REQUIRED ACTION:
Locate the lines of the listing below that hold "Downloads", then copy each of them.
[[ DATA RECORDS, beginning ]]
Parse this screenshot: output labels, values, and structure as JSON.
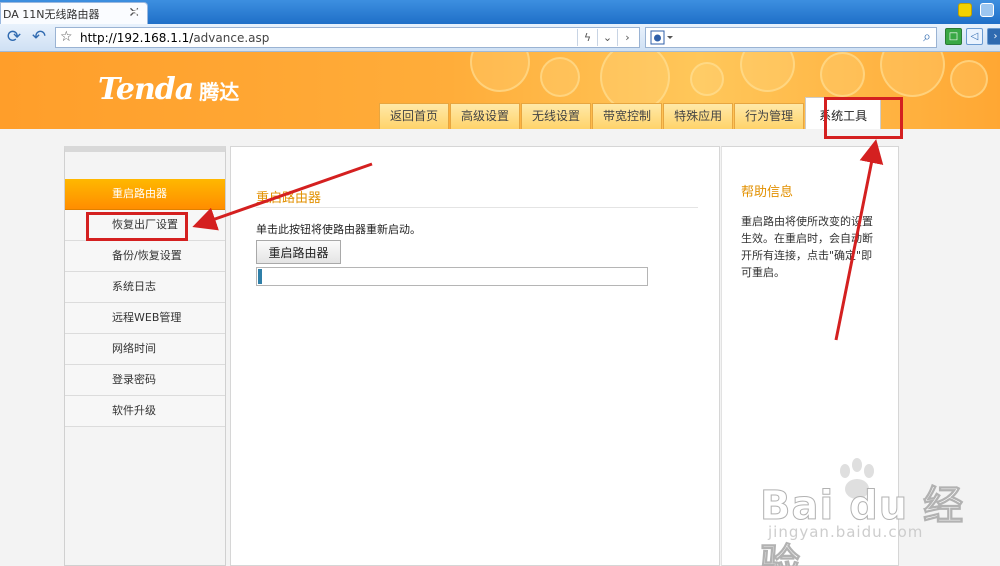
{
  "browser": {
    "tab_title": "DA 11N无线路由器",
    "tab_close": "✕",
    "new_tab": "+",
    "url_host": "http://192.168.1.1/",
    "url_path": "advance.asp"
  },
  "brand": {
    "logo_en": "Tenda",
    "logo_cn": "腾达"
  },
  "top_nav": [
    {
      "label": "返回首页"
    },
    {
      "label": "高级设置"
    },
    {
      "label": "无线设置"
    },
    {
      "label": "带宽控制"
    },
    {
      "label": "特殊应用"
    },
    {
      "label": "行为管理"
    },
    {
      "label": "系统工具"
    }
  ],
  "side_menu": [
    {
      "label": "重启路由器",
      "active": true
    },
    {
      "label": "恢复出厂设置"
    },
    {
      "label": "备份/恢复设置"
    },
    {
      "label": "系统日志"
    },
    {
      "label": "远程WEB管理"
    },
    {
      "label": "网络时间"
    },
    {
      "label": "登录密码"
    },
    {
      "label": "软件升级"
    }
  ],
  "main": {
    "title": "重启路由器",
    "description": "单击此按钮将使路由器重新启动。",
    "button_label": "重启路由器",
    "progress": 0.01
  },
  "help": {
    "title": "帮助信息",
    "text": "重启路由将使所改变的设置生效。在重启时，会自动断开所有连接，点击\"确定\"即可重启。"
  },
  "watermark": {
    "brand": "Bai du 经验",
    "url": "jingyan.baidu.com"
  },
  "colors": {
    "header_orange": "#ffa733",
    "menu_active": "#ff9a00",
    "title_accent": "#e29000",
    "annotation_red": "#d42020",
    "progress_fill": "#2f7fa8"
  }
}
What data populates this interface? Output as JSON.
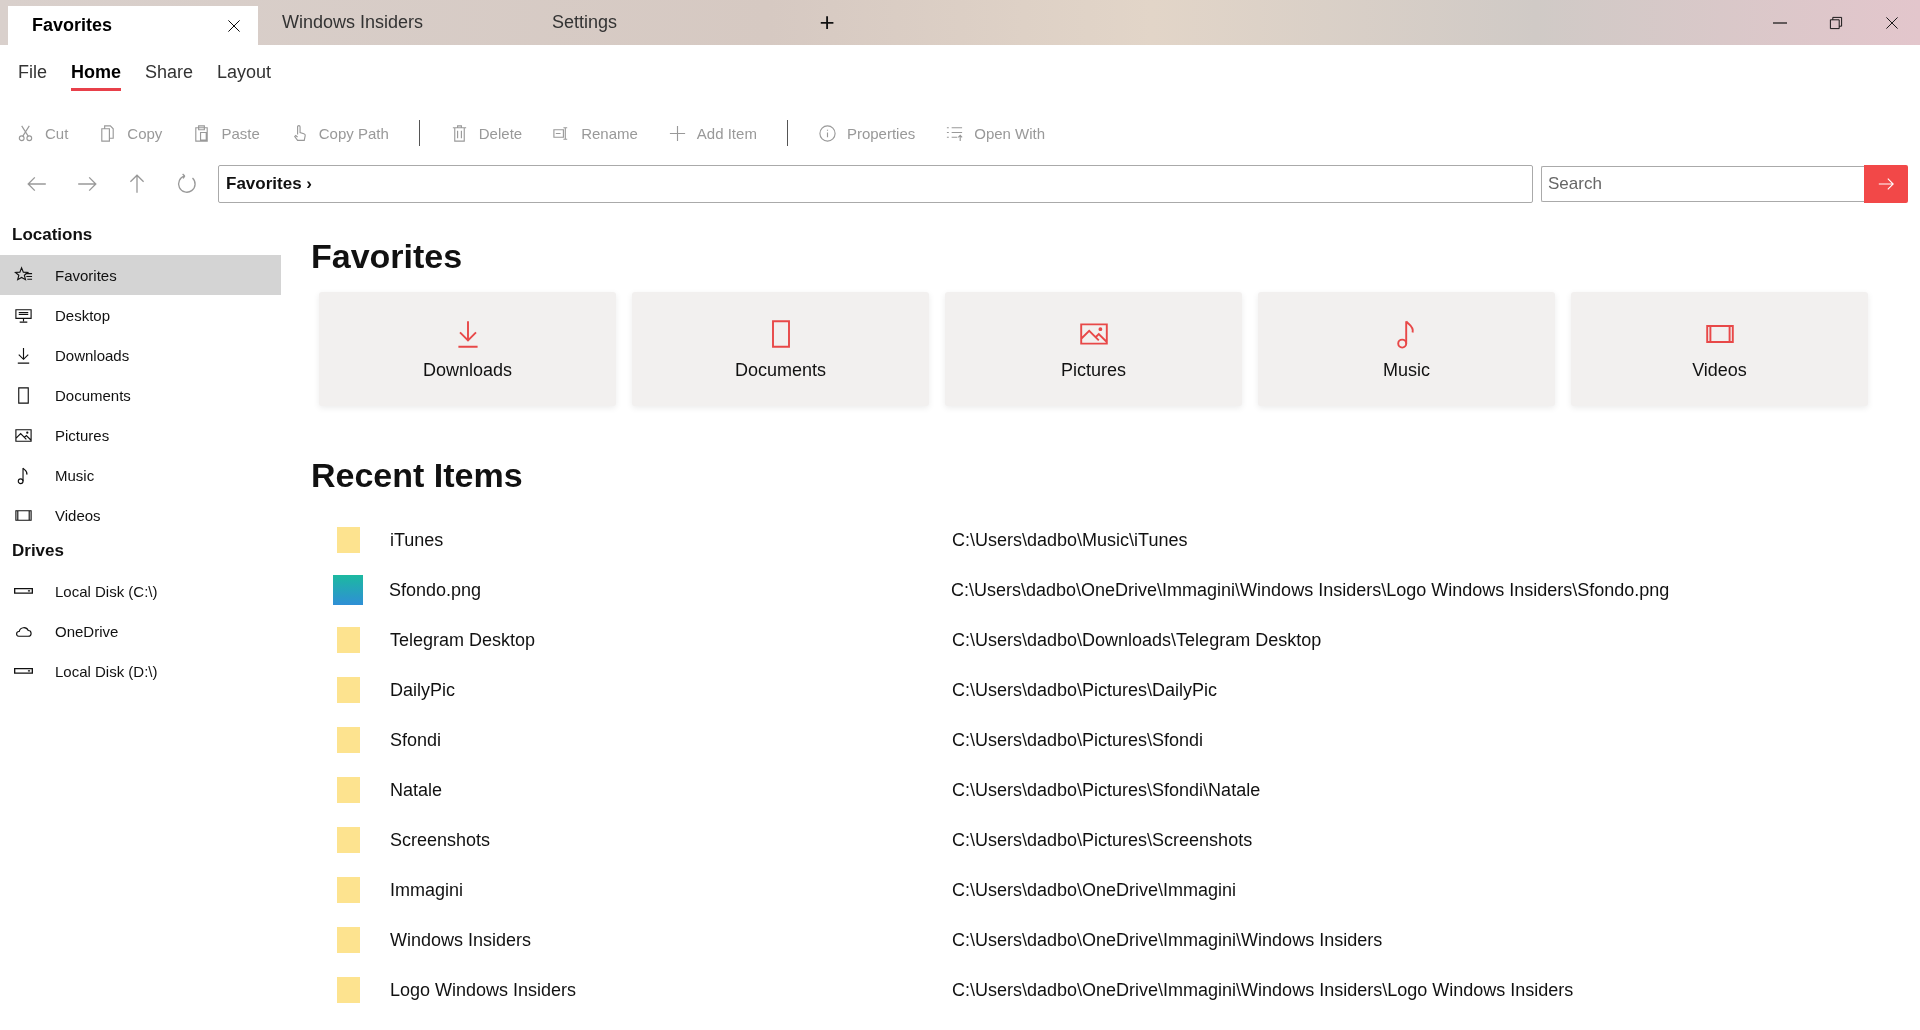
{
  "tabs": [
    {
      "label": "Favorites",
      "selected": true
    },
    {
      "label": "Windows Insiders",
      "selected": false
    },
    {
      "label": "Settings",
      "selected": false
    }
  ],
  "new_tab": "+",
  "menu": [
    {
      "label": "File",
      "selected": false
    },
    {
      "label": "Home",
      "selected": true
    },
    {
      "label": "Share",
      "selected": false
    },
    {
      "label": "Layout",
      "selected": false
    }
  ],
  "toolbar": [
    [
      {
        "label": "Cut",
        "disabled": true
      },
      {
        "label": "Copy",
        "disabled": true
      },
      {
        "label": "Paste",
        "disabled": true
      },
      {
        "label": "Copy Path",
        "disabled": true
      }
    ],
    [
      {
        "label": "Delete",
        "disabled": true
      },
      {
        "label": "Rename",
        "disabled": true
      },
      {
        "label": "Add Item",
        "disabled": true
      }
    ],
    [
      {
        "label": "Properties",
        "disabled": true
      },
      {
        "label": "Open With",
        "disabled": true
      }
    ]
  ],
  "address": "Favorites ›",
  "search": {
    "placeholder": "Search"
  },
  "sidebar": {
    "sections": [
      {
        "title": "Locations",
        "items": [
          {
            "label": "Favorites",
            "selected": true
          },
          {
            "label": "Desktop",
            "selected": false
          },
          {
            "label": "Downloads",
            "selected": false
          },
          {
            "label": "Documents",
            "selected": false
          },
          {
            "label": "Pictures",
            "selected": false
          },
          {
            "label": "Music",
            "selected": false
          },
          {
            "label": "Videos",
            "selected": false
          }
        ]
      },
      {
        "title": "Drives",
        "items": [
          {
            "label": "Local Disk (C:\\)",
            "selected": false
          },
          {
            "label": "OneDrive",
            "selected": false
          },
          {
            "label": "Local Disk (D:\\)",
            "selected": false
          }
        ]
      }
    ]
  },
  "favorites": {
    "title": "Favorites",
    "cards": [
      "Downloads",
      "Documents",
      "Pictures",
      "Music",
      "Videos"
    ]
  },
  "recent": {
    "title": "Recent Items",
    "rows": [
      {
        "kind": "folder",
        "name": "iTunes",
        "path": "C:\\Users\\dadbo\\Music\\iTunes"
      },
      {
        "kind": "image",
        "name": "Sfondo.png",
        "path": "C:\\Users\\dadbo\\OneDrive\\Immagini\\Windows Insiders\\Logo Windows Insiders\\Sfondo.png"
      },
      {
        "kind": "folder",
        "name": "Telegram Desktop",
        "path": "C:\\Users\\dadbo\\Downloads\\Telegram Desktop"
      },
      {
        "kind": "folder",
        "name": "DailyPic",
        "path": "C:\\Users\\dadbo\\Pictures\\DailyPic"
      },
      {
        "kind": "folder",
        "name": "Sfondi",
        "path": "C:\\Users\\dadbo\\Pictures\\Sfondi"
      },
      {
        "kind": "folder",
        "name": "Natale",
        "path": "C:\\Users\\dadbo\\Pictures\\Sfondi\\Natale"
      },
      {
        "kind": "folder",
        "name": "Screenshots",
        "path": "C:\\Users\\dadbo\\Pictures\\Screenshots"
      },
      {
        "kind": "folder",
        "name": "Immagini",
        "path": "C:\\Users\\dadbo\\OneDrive\\Immagini"
      },
      {
        "kind": "folder",
        "name": "Windows Insiders",
        "path": "C:\\Users\\dadbo\\OneDrive\\Immagini\\Windows Insiders"
      },
      {
        "kind": "folder",
        "name": "Logo Windows Insiders",
        "path": "C:\\Users\\dadbo\\OneDrive\\Immagini\\Windows Insiders\\Logo Windows Insiders"
      }
    ]
  }
}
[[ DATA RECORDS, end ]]
SOLUTION FOR THIS PROBLEM:
            "label": "Downloads",
      "Downloads",
        "path": "C:\\Users\\dadbo\\Downloads\\Telegram Desktop"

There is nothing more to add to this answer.